Radio Tomorrow with James Cridland
I’m often asked what the difference is between podcasting and radio, since I’m increasingly straddling both industries.
The answer? Podcasters like each other.
I was at Podfest, a podcasting conference in Orlando FL, USA, last week. The conference, sponsored by Himalaya, had over a thousand podcasters in attendance.
Every month, a third of all US adults listen to podcasting, according to a Edison Research study just released; and podcasting is clearly growing and thriving. Yet, podcasters are very aware that there is plenty of space to grow.
Podcasting faces many changes – not least, the lumbering giant of Spotify, who have decided that podcasting is their new focus, and an increasingly sleepy Apple who appear to have given up on innovation.
Yet, there’s overwhelmingly a feeling of comradeship in podcasting. Different companies talk together, with one aim: to help everyone increase the medium. A rising tide gathers all ships, as they say.
By and large, podcasters speak with one voice – keen to promote the medium and happy to share tips for stuff that works. Some of the information shared at Podfest would have been worth many thousands of pounds of consultancy time: yet there it was, available to anyone who paid their ticket and walked into the room.
The apparent small size of the industry is often used, by radio, to denigrate it. But, the oft-quoted figure of $314m that podcasting earnt in 2017 is misleading: because that’s US ad revenue (from the larger agencies) only. Podcasting earns from all kinds of other activities too: from live shows to Patreon subscription and donations.
Podcasting has lots to teach radio – revenue diversification, for one: particularly beneficial as audiences tire of long advertising stopsets. But podcasting could also teach radio to speak with one voice.
Radio has unprecedented competition: yet, the radio industry continues to fail to work together. We offer a complicated view of our business to advertisers, auto manufacturers, or even receiver manufacturers. We invest headlong in our own poor apps instead of invest in a better one for the industry. We don’t call out the press when they post another lazy Buggles headline.
At Podfest, I didn’t see any radio broadcasters. Which was a shame: because, radio, you’ve no idea what you’re missing.
About The Author

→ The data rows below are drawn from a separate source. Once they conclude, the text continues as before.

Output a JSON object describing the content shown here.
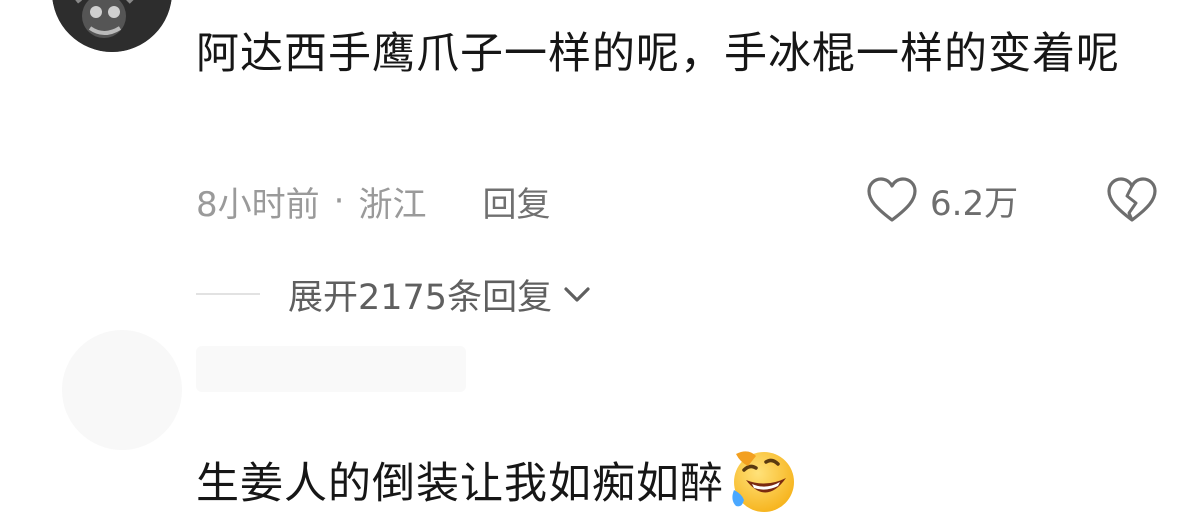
{
  "comment1": {
    "avatar_icon": "avatar-image",
    "text": "阿达西手鹰爪子一样的呢，手冰棍一样的变着呢",
    "time": "8小时前",
    "separator": "·",
    "location": "浙江",
    "reply_label": "回复",
    "like_icon": "heart-outline-icon",
    "like_count": "6.2万",
    "dislike_icon": "broken-heart-icon",
    "expand_label": "展开2175条回复",
    "expand_icon": "chevron-down-icon"
  },
  "comment2": {
    "text": "生姜人的倒装让我如痴如醉",
    "emoji_icon": "rolling-laughing-emoji"
  },
  "colors": {
    "text_primary": "#161616",
    "text_secondary": "#9a9a9a",
    "icon_gray": "#6e6e6e"
  }
}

James Cridland, the radio futurologist, is a conference speaker, writer and consultant. He runs the media information website media.info and helps organise the yearly Next Radio conference. He also publishes podnews.net, a daily briefing on podcasting and on-demand, and writes a weekly international radio trends newsletter, at james.crid.land.